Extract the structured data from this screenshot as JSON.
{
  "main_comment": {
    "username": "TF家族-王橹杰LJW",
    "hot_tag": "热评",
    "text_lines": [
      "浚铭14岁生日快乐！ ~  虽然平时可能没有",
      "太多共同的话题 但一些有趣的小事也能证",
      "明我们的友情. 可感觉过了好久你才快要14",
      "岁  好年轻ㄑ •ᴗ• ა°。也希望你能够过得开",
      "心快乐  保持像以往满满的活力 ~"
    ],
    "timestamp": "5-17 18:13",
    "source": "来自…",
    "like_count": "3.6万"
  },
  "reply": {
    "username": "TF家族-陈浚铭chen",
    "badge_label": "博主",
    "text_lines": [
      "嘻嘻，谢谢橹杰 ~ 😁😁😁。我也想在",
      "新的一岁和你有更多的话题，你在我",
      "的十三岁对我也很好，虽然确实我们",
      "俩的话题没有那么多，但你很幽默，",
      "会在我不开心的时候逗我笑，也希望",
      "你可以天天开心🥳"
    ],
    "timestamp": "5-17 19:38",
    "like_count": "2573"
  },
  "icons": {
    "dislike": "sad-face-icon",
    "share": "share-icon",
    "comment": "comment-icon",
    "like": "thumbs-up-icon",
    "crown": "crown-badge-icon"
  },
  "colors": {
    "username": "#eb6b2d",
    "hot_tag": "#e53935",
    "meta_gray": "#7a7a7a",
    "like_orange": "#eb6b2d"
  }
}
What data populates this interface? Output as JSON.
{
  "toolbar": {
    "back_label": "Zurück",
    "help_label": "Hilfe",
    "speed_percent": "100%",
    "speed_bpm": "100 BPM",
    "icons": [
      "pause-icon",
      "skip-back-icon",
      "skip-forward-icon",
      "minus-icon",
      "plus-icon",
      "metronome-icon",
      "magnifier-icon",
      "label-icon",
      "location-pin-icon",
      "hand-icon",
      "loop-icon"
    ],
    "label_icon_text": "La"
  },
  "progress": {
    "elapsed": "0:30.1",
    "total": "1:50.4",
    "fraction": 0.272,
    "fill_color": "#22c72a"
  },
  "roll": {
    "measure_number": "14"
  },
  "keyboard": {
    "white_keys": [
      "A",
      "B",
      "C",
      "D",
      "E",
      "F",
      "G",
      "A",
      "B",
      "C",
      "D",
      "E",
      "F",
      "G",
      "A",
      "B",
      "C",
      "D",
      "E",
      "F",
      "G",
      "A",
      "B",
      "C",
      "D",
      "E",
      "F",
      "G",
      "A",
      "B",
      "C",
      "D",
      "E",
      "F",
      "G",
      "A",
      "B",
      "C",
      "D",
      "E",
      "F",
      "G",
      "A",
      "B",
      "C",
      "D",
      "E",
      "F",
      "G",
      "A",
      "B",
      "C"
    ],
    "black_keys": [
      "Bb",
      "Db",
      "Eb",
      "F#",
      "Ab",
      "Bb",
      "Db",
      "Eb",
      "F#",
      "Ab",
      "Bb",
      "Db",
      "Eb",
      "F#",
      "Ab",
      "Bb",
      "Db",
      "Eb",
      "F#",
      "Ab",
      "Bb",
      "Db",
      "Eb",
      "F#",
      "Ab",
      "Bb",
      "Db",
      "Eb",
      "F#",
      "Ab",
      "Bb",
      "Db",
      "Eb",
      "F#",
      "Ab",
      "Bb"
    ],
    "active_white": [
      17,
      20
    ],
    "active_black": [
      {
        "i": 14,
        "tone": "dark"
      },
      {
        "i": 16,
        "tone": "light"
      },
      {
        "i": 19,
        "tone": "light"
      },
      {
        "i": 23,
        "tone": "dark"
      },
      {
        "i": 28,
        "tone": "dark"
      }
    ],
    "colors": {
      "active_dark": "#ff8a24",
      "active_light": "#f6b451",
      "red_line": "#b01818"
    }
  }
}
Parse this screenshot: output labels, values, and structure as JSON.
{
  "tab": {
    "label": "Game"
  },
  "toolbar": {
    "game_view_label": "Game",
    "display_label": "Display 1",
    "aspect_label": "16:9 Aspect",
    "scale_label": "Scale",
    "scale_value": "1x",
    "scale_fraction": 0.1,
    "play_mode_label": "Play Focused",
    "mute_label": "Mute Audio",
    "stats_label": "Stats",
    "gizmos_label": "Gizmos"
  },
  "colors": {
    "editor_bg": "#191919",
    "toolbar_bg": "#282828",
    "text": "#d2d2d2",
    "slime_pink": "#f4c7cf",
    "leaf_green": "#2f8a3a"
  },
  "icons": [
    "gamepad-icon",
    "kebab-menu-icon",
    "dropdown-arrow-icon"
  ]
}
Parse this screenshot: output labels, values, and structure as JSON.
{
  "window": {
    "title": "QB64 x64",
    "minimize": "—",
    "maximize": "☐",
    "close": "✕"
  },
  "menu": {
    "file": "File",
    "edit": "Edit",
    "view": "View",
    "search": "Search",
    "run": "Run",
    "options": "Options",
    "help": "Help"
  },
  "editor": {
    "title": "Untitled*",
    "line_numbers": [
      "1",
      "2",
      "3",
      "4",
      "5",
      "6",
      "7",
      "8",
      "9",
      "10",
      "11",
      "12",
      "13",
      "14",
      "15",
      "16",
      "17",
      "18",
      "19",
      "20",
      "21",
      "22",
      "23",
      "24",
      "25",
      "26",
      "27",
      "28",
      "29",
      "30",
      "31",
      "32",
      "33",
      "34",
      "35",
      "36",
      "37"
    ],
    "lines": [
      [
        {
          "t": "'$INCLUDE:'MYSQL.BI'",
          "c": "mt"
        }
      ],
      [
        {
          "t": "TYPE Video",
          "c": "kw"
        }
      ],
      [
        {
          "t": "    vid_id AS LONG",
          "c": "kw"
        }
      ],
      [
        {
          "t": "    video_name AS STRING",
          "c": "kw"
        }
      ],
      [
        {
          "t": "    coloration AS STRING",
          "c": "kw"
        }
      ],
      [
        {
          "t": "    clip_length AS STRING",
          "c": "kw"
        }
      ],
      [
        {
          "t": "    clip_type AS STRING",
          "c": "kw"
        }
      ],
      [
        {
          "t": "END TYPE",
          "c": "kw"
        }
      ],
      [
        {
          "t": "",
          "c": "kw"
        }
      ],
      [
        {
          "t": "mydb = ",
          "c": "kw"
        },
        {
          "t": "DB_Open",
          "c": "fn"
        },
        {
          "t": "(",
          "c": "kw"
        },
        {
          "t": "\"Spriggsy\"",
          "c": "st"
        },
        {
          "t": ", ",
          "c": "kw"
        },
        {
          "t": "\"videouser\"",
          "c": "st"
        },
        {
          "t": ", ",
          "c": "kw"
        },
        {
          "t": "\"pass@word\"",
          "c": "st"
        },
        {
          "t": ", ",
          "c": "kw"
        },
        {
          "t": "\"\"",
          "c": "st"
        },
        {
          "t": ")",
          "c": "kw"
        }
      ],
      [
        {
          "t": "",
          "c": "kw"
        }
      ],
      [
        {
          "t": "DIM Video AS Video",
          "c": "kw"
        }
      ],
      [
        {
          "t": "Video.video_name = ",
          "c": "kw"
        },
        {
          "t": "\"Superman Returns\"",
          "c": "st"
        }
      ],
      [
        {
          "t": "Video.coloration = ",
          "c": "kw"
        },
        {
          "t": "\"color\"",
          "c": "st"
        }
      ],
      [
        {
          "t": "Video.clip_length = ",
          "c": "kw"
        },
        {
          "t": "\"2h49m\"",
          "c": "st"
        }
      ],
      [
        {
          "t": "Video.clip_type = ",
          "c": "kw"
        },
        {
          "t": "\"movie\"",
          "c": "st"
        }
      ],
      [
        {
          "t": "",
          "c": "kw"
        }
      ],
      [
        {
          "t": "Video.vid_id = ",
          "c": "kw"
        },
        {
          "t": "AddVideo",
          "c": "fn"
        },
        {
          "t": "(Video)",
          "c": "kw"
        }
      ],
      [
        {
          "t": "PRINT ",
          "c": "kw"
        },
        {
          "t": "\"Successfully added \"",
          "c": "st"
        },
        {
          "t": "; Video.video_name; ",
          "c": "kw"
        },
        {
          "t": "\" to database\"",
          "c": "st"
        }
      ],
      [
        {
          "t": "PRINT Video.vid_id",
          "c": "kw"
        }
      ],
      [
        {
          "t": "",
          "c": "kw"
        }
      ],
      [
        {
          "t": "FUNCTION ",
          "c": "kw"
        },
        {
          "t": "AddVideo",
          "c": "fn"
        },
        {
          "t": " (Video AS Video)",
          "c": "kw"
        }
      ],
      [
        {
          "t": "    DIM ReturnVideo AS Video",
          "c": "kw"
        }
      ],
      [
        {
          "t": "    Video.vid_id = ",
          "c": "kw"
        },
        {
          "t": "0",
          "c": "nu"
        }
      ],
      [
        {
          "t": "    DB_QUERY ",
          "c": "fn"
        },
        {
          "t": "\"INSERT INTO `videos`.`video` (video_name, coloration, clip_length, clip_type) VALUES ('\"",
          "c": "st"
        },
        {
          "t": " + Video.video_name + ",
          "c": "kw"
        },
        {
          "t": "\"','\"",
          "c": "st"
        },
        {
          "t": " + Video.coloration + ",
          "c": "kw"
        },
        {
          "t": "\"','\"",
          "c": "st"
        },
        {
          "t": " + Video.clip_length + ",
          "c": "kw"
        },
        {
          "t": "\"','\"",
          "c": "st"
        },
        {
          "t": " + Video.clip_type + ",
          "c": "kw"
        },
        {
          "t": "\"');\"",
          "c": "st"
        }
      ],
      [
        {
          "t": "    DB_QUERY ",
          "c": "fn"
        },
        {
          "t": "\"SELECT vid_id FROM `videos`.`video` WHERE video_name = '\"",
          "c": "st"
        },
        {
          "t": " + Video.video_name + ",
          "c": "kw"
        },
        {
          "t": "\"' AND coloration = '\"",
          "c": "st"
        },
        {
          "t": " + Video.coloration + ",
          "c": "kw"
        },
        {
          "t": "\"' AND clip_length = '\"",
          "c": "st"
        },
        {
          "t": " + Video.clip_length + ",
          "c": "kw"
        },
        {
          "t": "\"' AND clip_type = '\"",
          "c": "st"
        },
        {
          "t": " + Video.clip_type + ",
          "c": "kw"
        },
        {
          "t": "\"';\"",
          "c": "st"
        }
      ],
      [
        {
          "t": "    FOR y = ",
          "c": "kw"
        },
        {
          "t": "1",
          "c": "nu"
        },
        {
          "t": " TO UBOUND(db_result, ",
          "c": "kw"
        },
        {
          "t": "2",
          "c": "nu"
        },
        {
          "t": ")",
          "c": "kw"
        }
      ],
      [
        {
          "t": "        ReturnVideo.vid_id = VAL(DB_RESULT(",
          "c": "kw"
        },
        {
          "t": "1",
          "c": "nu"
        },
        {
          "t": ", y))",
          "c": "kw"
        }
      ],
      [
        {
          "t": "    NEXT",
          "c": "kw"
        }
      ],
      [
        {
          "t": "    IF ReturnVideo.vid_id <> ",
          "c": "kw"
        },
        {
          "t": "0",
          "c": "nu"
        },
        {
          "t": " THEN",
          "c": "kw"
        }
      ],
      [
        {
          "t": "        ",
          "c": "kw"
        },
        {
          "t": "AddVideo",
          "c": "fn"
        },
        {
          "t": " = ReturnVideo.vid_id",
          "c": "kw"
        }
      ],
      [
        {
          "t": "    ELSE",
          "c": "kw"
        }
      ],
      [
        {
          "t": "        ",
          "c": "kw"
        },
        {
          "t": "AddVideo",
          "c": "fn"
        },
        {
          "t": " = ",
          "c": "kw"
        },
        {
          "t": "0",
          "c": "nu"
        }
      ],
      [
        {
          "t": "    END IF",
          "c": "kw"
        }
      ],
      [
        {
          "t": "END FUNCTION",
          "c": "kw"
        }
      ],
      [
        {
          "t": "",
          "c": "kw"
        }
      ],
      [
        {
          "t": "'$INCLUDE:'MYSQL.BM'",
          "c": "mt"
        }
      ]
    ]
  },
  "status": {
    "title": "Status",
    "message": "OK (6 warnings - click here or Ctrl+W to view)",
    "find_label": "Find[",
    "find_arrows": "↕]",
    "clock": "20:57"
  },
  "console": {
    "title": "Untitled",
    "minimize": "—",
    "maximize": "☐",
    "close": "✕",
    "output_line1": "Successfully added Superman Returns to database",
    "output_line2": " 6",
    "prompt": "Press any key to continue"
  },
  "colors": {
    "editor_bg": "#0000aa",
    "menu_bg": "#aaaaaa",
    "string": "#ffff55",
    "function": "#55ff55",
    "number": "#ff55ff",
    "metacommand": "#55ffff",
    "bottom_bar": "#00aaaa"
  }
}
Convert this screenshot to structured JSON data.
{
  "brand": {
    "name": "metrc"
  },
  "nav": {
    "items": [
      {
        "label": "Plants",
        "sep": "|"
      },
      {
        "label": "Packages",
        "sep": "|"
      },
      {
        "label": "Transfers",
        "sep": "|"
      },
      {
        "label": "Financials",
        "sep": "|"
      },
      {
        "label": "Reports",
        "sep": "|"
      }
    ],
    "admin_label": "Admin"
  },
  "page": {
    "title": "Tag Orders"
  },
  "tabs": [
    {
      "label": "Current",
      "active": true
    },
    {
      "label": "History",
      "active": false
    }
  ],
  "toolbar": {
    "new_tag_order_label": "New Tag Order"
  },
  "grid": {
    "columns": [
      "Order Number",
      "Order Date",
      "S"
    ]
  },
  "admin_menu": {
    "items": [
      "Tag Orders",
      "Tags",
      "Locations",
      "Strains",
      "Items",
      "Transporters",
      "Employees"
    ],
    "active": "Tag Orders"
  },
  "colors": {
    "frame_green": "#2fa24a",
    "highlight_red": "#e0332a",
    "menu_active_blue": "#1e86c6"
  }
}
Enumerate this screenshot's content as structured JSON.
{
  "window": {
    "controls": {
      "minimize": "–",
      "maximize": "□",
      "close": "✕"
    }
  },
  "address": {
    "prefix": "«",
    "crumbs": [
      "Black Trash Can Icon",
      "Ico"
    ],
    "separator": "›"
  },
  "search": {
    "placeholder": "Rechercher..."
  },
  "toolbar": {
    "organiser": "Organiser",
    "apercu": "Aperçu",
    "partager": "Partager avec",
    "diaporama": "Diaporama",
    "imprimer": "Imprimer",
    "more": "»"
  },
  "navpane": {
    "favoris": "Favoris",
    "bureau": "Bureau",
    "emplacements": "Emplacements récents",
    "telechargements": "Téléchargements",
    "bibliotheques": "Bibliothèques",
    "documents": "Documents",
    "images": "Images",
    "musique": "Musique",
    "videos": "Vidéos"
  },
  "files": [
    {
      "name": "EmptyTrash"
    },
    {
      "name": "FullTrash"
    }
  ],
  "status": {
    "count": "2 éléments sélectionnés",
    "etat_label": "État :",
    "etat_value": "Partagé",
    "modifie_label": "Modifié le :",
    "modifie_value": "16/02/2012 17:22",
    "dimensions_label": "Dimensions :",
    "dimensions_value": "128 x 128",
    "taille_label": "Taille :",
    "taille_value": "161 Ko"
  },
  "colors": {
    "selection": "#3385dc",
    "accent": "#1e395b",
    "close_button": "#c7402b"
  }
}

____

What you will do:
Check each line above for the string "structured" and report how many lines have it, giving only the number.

Response box:
3